*Task goal:* If a line of the records contains the word "title", list it.
Segment Start: Working data
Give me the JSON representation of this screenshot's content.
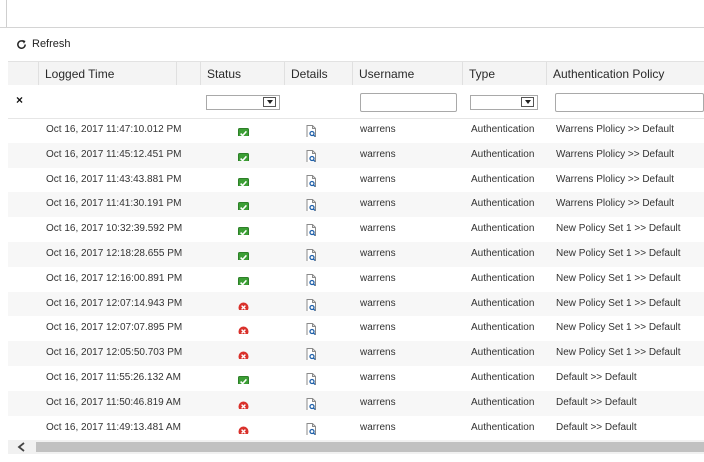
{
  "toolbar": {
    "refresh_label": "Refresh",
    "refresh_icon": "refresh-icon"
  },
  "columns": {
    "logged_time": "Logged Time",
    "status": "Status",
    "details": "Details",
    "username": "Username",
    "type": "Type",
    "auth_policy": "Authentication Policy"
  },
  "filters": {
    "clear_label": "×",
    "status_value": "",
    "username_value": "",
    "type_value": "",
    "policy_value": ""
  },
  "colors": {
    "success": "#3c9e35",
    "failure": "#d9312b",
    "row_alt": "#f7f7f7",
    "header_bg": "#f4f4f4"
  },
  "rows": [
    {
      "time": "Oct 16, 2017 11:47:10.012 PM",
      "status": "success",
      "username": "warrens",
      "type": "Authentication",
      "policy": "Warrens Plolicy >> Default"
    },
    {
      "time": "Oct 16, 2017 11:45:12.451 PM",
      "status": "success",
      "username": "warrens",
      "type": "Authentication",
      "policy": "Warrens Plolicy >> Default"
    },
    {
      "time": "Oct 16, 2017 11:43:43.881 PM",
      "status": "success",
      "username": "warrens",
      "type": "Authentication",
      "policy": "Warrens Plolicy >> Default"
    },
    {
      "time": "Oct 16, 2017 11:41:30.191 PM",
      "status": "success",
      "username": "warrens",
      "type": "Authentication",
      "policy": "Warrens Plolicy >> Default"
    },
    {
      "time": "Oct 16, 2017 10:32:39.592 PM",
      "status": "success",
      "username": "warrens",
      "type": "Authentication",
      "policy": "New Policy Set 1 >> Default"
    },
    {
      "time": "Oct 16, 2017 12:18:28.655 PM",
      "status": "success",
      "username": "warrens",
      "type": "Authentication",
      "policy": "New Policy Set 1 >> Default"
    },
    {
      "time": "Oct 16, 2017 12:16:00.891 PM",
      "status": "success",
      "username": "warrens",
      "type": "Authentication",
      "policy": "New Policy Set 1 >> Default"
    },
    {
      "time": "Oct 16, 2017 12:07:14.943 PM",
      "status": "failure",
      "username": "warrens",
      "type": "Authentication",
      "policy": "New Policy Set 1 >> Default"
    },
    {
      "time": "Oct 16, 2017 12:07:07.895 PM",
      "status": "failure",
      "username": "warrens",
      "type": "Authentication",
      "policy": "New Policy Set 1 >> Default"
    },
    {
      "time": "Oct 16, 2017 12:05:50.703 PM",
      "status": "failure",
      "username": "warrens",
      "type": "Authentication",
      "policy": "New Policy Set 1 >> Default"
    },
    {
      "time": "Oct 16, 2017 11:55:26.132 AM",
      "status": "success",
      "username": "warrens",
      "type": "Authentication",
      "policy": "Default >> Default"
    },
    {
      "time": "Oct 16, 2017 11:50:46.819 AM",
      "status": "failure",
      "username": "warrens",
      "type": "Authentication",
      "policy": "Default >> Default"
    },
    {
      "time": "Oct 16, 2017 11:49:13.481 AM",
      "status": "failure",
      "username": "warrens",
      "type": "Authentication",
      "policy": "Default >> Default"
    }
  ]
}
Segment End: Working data
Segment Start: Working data
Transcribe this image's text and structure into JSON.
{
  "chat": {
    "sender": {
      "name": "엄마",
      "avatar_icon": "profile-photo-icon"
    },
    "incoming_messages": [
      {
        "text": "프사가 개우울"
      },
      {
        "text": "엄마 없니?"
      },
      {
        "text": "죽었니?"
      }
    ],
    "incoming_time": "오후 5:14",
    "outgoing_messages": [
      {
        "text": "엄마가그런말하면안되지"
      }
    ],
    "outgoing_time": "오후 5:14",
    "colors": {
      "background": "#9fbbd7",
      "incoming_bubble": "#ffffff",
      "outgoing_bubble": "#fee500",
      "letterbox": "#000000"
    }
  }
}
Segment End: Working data
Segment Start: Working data
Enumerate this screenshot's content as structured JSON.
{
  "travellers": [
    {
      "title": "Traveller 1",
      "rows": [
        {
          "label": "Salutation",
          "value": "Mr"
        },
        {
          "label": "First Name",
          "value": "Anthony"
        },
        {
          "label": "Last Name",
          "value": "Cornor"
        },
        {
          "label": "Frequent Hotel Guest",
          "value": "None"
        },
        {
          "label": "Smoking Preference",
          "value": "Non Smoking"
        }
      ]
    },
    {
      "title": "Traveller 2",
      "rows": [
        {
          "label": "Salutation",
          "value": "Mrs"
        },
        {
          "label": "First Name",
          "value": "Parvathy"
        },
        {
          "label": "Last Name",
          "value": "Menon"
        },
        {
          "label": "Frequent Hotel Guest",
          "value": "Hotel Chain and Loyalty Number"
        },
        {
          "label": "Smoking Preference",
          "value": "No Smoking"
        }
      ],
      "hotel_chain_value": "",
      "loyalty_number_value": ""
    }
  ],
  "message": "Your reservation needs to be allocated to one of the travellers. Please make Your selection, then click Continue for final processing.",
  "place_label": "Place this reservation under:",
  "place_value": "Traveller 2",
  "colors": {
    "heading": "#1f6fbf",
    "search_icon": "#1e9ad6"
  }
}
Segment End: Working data
*Final answer:*
      "title": "Traveller 1",
      "title": "Traveller 2",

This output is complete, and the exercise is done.